The 7 p.m. meeting in the church basement comes on the heels of a raucous community forum in December about what some people say is an increase in disorderly neighborhood residents.
Their complaints have focused mostly on two duplexes on Columbia Road, but some residents said there are problems in other parts of the neighborhood, too.
“This meeting is a great first step toward improving the safety of the Rosemont neighborhood and reducing crime,” Councilor Edward Suslovic said in a written statement. “When you organize the eyes and ears of a community, it not only allows the residents to feel safer and more in control of their neighborhood, but it also brings people together to form a more close-knit community.”
At the Dec. 15, 2010, meeting organized by Suslovic, residents complained about loud parties at 41-43 Columbia Road and about a halfway house for recovering alcoholics at 33-35 Columbia Road.
Officials inspected the properties after residents asked the city whether the homes were in compliance with local zoning rules.
According to a report from City Planning Director Penny St. Louis Littell, the duplex at 41-43 Columbia Road, which police said generated 28 complaints in 2010, is in compliance with zoning rules.
But the halfway house needs a conditional permit to operate at 33-35 Columbia Road.
However, Littell said the person leasing the property, Timothy Flanagan, only intends to stay until July 31, and neighborhood residents do not want the city to push him to obtain the permit, which would stay with the property after Flanagan leaves.
Flanagan was forced to temporarily relocate the Atlantic House facility to Columbia Road after a fire at the group’s regular home at 201 Congress St. Littell said Flanagan has building permits to renovate 201 Congress St.
At the meeting on Jan. 25, Officer Tim Farris will present residents with an assortment of options for starting a neighborhood crime watch, which could range from simply putting up signs to having residents conduct neighborhood patrols.
“There is no blueprint,” Farris said. “It’s really up to the neighborhood wants.”
Farris noted the success of neighborhood watch in Riverton Park, where each month police meet with residents and review each call for service.
In the process, Farris said the group was able to disprove the misconception about Riverton Park, which has produced fewer calls for service since the neighborhood watch program’s inception.
“People hear Riverton Park and they automatically assume it’s this rough neighborhood that isn’t safe to be in, and it isn’t a desirable neighborhood, when in fact that’s not true,” Farris said. “We can show that with recent crime data.”
Now, he said, police are using the neighborhood watch meetings to educate residents about a variety of topics, including ways to remove opportunities for criminals.
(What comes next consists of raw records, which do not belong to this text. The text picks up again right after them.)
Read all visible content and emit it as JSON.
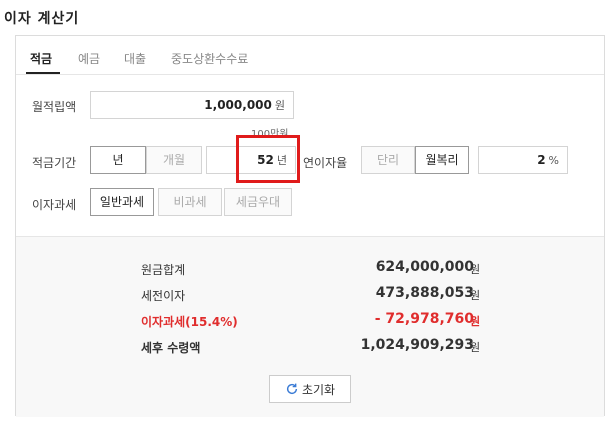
{
  "title": "이자 계산기",
  "tabs": [
    {
      "label": "적금"
    },
    {
      "label": "예금"
    },
    {
      "label": "대출"
    },
    {
      "label": "중도상환수수료"
    }
  ],
  "monthly": {
    "label": "월적립액",
    "value": "1,000,000",
    "unit": "원",
    "hint": "100만원"
  },
  "period": {
    "label": "적금기간",
    "unit_year": "년",
    "unit_month": "개월",
    "value": "52",
    "value_unit": "년"
  },
  "rate": {
    "label": "연이자율",
    "simple": "단리",
    "compound": "월복리",
    "value": "2",
    "unit": "%"
  },
  "tax": {
    "label": "이자과세",
    "options": [
      "일반과세",
      "비과세",
      "세금우대"
    ]
  },
  "results": [
    {
      "label": "원금합계",
      "value": "624,000,000",
      "unit": "원"
    },
    {
      "label": "세전이자",
      "value": "473,888,053",
      "unit": "원"
    },
    {
      "label": "이자과세(15.4%)",
      "value": "- 72,978,760",
      "unit": "원"
    },
    {
      "label": "세후 수령액",
      "value": "1,024,909,293",
      "unit": "원"
    }
  ],
  "reset_label": "초기화",
  "colors": {
    "accent_red": "#e02d2d",
    "highlight": "#e01b1b"
  },
  "icons": {
    "reset": "refresh-icon"
  }
}
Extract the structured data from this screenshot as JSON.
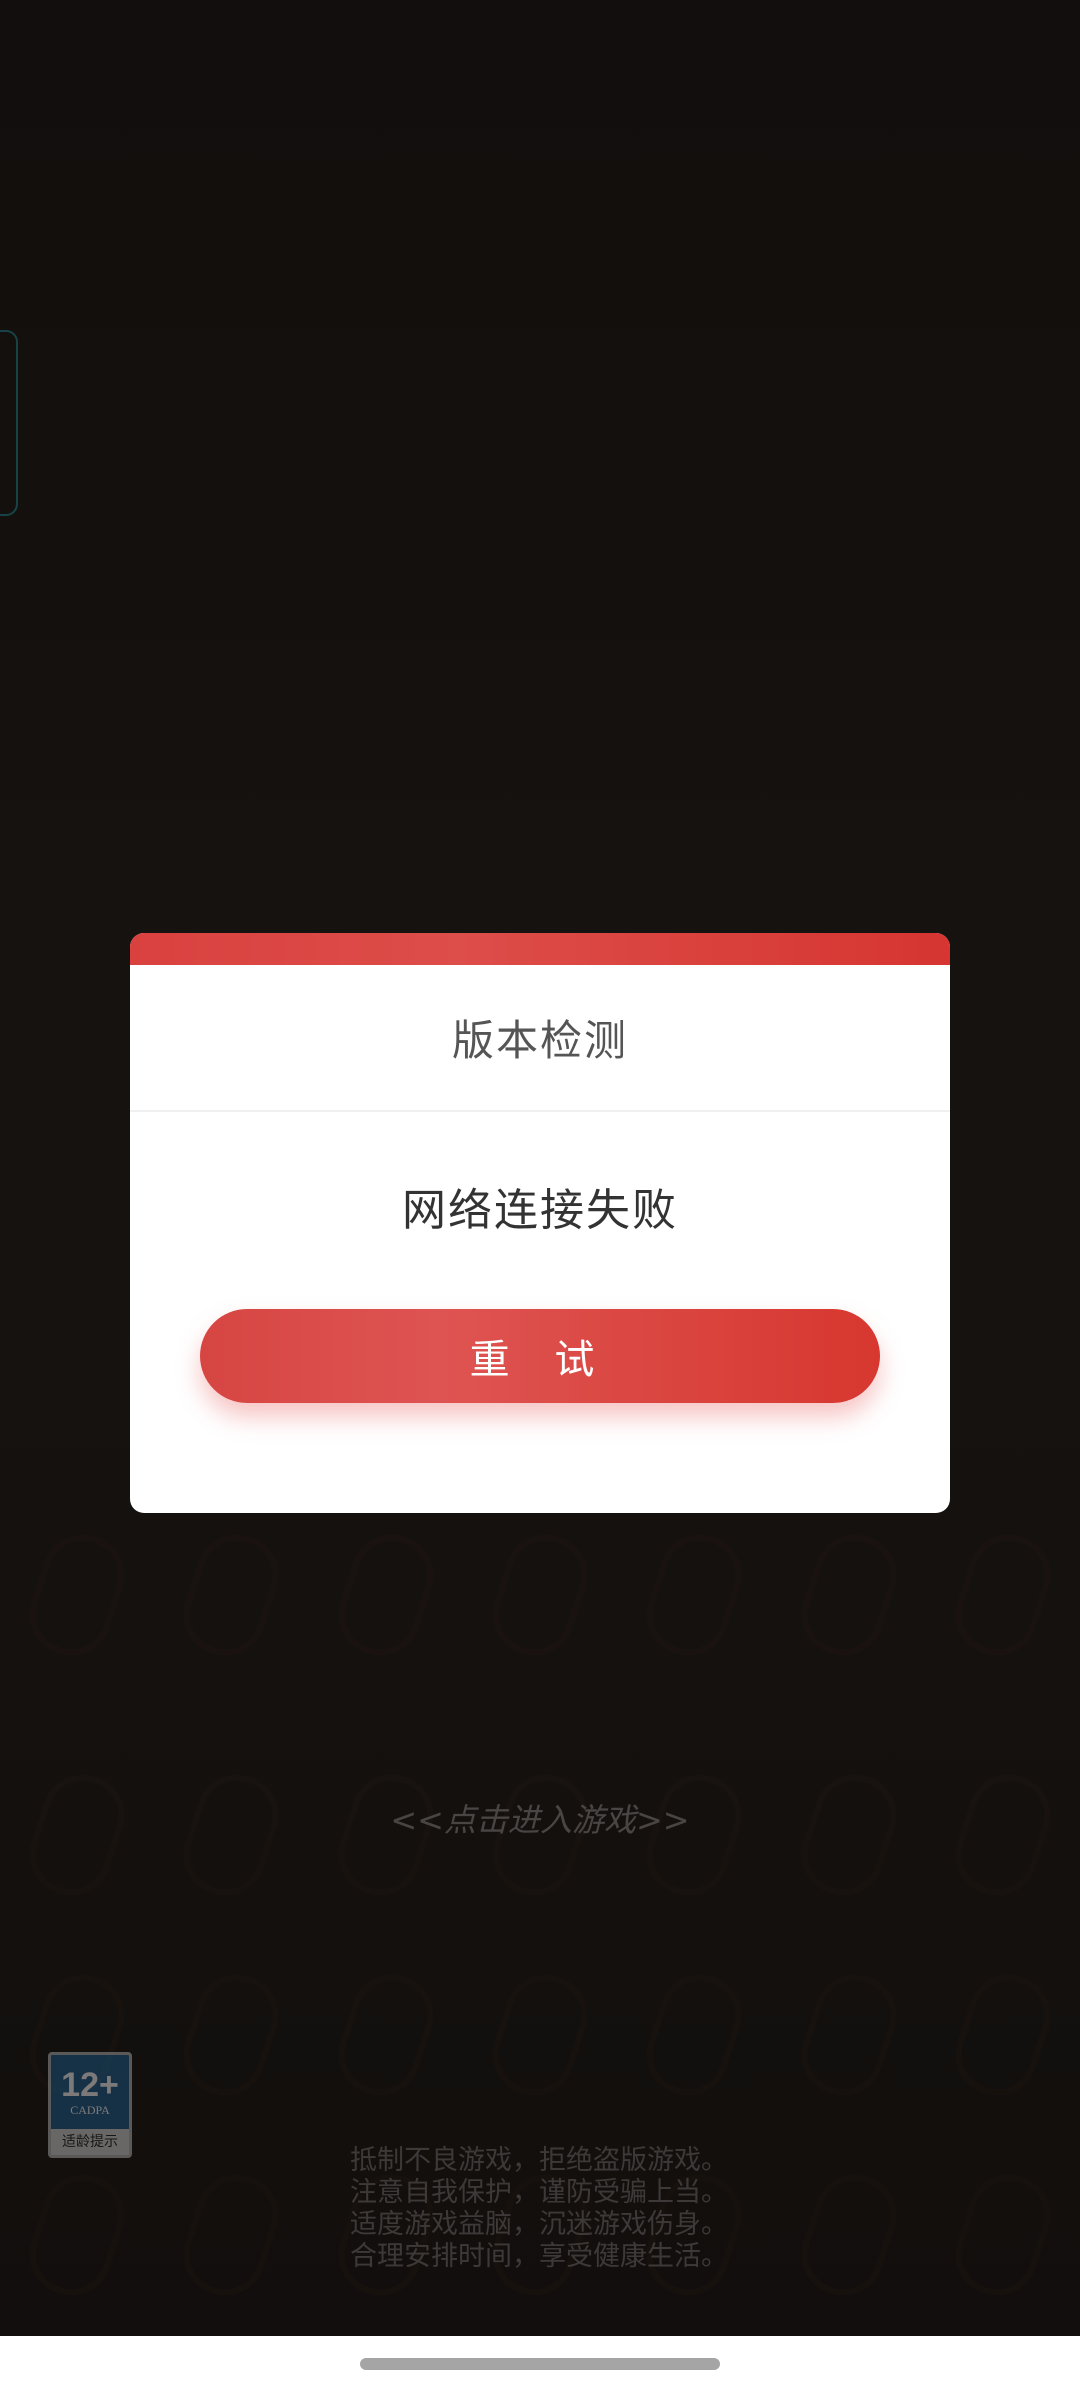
{
  "dialog": {
    "title": "版本检测",
    "message": "网络连接失败",
    "retry_label": "重 试"
  },
  "enter_game": {
    "label": "<<点击进入游戏>>"
  },
  "age_rating": {
    "number": "12+",
    "org": "CADPA",
    "tip": "适龄提示"
  },
  "health_notice": {
    "lines": [
      "抵制不良游戏，拒绝盗版游戏。",
      "注意自我保护，谨防受骗上当。",
      "适度游戏益脑，沉迷游戏伤身。",
      "合理安排时间，享受健康生活。"
    ]
  },
  "colors": {
    "accent_red": "#d9413f",
    "background": "#171312"
  }
}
For example, police will be talking with young girls in the Riverton Park neighborhood about Internet safety, after several girls were allegedly lured away from home by “some unsavory characters” online.
Farris said reviewing service calls gives residents a factual picture about what is actually happening in their neighborhood, rather than relying on rumors.
Police previously said that one alleged party house on Columbia Road only generated 28 service calls in 2010, only five of which were substantiated by police. But eight substantiated calls are needed in a 30-day period for the city to take enforcement action.
“The Rosemont area is actually pretty quiet compared to other neighborhoods,” he said.
Regardless of the type of neighborhood watch program the Rosemont residents decide to use, Farris education and communication are the most important outcomes.
“We try to develop the leadership within the actual neighborhood,” he said. “Our big thing is that communication piece – giving them the tools to be successful. Obviously, those folks are there 24/7, (but) law enforcement, we’re in and out of the area all the time.”
Randy Billings can be reached at 781-3661 ext. 100 or firstname.lastname@example.org